Quarles says Fed could better align Treasuries, reserves to ease repo pressure
(Reuters) - U.S. Federal Reserve Vice Chair Randal Quarles said Thursday policymakers should consider changes that would make it easier for banks to treat Treasury holdings as similar to reserves held with the central bank when meeting liquidity requirements.
Quarles listed several options Fed officials could adopt to give financial firms more flexibility when meeting liquidity requirements while not loosening the standards for how much liquidity banks need to hold, Quarles said.
"I think it is worth considering whether financial system efficiency may be improved if reserves and Treasury securities' liquidity characteristics were regarded as more similar than they are today," Quarles said in prepared remarks to be delivered at an event organized by the Money Marketeers of New York University.
"To be clear, the ideas I will discuss do not involve any decrease in banks’ liquidity buffers," he said.

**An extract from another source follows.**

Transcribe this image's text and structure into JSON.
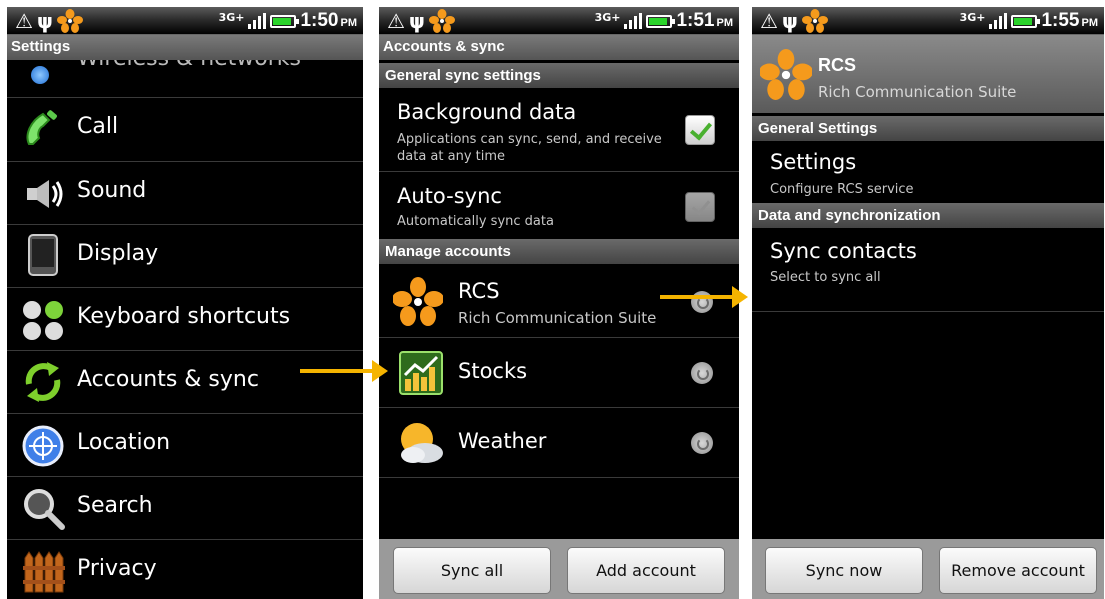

For example, Quarles said Fed officials could adopt a policy where financial firms are sometimes allowed to include the discount window, a backup source of funding from the Fed, as part of their liquidity planning during stress scenarios. The discount window is rarely used because some firms fear there is a stigma associated with it, but Quarles said an adjustment could give banks more incentive to incorporate the tool.
A liquidity crunch in mid-September disrupted money markets and led to a spike in short-term borrowing rates. The Fed calmed markets by injecting billions of dollars into the markets for repurchase agreements, or repo. Officials also moved to permanently increase the level of reserves in mid-October by purchasing $60 billion a month in short-term Treasury bills.
Fed Chair Jerome Powell said last week that the repo operations are likely to continue until April and that the pace of Treasury purchases could slow in the second quarter as the central bank reaches an "ample" level of reserves.
Some analysts were concerned there could be a repeat of volatility in the repo market at the end of last year, when large banks were expected to pull back on lending in short-term markets in an effort to shrink their balance sheets and avoid capital surcharges. Quarles said Thursday that Fed officials are "actively considering" a change that could address that issue by relying less on year-end inputs and more on average figures when evaluating liquidity requirements for globally systemically important banks.
The policymaker said officials are still considering a standing repo facility, which would make it easy for dealers to swap Treasury holdings for cash. But he said, "There may be benefits to working first with the tools we already have at our immediate disposal."